Among the lines below, which ones contain the word "background"? Copy every such line.
•••
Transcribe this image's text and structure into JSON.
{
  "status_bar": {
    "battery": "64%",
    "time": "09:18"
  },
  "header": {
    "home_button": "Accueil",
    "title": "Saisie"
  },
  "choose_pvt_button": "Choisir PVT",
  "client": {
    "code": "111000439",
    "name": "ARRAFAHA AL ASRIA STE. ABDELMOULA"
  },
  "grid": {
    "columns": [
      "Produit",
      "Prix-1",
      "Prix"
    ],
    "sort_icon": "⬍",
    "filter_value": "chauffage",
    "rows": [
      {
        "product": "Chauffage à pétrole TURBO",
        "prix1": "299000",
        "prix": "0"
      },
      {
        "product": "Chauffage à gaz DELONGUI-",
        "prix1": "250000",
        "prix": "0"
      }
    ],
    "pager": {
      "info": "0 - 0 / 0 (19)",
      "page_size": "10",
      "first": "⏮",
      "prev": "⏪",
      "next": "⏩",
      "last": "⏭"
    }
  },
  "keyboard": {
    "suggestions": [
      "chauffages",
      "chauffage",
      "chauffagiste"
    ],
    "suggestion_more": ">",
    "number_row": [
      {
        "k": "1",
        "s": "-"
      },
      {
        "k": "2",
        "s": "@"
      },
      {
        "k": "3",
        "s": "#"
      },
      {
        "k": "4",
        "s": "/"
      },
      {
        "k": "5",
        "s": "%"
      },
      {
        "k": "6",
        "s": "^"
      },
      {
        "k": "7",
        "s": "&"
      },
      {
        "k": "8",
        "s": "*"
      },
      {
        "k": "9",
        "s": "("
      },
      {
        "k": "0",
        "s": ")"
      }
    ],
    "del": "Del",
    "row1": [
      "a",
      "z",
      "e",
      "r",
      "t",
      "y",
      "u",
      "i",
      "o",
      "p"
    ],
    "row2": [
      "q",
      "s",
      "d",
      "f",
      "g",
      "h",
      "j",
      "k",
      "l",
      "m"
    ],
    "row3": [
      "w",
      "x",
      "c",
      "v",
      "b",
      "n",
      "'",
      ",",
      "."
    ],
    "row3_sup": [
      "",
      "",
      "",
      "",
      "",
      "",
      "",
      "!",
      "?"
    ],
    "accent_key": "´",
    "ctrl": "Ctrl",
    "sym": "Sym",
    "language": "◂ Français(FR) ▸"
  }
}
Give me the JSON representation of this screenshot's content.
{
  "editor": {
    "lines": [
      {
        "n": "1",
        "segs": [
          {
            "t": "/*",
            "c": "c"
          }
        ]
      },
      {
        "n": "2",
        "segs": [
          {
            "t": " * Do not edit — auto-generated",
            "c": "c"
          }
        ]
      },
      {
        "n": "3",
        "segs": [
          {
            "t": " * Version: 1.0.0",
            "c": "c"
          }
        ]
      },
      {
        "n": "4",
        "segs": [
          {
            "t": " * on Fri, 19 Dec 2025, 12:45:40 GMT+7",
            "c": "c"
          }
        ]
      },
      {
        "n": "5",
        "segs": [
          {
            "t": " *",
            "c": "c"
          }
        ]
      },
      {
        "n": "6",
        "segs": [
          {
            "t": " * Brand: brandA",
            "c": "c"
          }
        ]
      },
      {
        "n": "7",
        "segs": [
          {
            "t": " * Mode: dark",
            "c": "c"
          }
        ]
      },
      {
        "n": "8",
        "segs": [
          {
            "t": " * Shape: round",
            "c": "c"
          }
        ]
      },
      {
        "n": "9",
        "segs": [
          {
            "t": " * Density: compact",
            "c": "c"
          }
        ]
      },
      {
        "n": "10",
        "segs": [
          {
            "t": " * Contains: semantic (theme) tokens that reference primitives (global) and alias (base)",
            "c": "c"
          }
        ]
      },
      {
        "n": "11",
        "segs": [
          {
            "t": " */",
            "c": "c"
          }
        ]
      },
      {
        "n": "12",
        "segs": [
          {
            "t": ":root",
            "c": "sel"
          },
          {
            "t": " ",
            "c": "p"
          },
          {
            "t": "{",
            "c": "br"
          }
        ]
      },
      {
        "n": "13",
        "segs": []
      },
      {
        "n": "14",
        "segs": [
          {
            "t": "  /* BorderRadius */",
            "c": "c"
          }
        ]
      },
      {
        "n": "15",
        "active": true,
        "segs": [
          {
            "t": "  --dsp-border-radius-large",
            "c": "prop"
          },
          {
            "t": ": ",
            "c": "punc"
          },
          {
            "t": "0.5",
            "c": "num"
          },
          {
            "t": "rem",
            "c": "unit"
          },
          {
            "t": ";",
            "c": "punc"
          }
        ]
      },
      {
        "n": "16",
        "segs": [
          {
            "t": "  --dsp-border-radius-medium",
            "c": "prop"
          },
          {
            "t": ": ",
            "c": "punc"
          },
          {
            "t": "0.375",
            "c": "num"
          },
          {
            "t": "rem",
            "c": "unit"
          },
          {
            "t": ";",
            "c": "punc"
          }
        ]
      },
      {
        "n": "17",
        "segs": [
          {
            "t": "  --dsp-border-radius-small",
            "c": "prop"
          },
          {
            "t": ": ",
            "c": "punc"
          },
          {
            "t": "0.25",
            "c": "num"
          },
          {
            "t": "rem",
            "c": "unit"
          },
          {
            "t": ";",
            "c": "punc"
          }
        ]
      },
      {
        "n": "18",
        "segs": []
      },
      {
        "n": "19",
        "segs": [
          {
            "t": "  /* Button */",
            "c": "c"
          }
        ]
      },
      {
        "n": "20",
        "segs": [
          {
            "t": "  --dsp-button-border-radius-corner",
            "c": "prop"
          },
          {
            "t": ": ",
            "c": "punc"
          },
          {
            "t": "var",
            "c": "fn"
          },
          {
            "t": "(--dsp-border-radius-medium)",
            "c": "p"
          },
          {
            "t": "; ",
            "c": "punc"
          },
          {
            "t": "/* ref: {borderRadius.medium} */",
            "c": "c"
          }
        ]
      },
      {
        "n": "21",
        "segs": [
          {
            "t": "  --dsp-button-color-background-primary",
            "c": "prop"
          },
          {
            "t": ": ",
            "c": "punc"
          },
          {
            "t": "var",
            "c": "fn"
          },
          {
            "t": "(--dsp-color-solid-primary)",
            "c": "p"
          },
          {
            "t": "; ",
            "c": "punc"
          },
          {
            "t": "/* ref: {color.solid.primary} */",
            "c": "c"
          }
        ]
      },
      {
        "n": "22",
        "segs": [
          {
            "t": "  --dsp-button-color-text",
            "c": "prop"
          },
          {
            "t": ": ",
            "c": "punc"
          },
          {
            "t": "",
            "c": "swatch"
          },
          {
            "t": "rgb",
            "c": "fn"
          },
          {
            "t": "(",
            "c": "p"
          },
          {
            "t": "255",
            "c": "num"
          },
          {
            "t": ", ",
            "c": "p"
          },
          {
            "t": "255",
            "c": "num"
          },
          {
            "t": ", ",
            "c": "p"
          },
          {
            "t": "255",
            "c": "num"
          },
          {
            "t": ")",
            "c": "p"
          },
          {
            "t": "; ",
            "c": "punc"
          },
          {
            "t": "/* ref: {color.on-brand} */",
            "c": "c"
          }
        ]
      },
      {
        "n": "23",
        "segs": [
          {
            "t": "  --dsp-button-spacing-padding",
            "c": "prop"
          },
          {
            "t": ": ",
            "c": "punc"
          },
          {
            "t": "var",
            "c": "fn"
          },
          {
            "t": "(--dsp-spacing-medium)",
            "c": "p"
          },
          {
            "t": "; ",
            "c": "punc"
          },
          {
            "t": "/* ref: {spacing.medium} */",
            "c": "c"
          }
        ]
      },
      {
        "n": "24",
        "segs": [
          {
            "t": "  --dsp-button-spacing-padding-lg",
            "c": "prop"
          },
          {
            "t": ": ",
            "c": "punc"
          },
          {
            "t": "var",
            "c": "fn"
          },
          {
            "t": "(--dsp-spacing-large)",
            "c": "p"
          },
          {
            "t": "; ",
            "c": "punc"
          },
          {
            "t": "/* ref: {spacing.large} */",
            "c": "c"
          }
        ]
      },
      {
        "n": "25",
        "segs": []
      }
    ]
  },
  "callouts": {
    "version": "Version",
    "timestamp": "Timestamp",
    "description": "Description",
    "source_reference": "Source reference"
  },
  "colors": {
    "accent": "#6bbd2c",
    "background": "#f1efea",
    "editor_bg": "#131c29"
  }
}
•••
## Exercise response
            "t": "  --dsp-button-color-background-primary",
    "background": "#f1efea",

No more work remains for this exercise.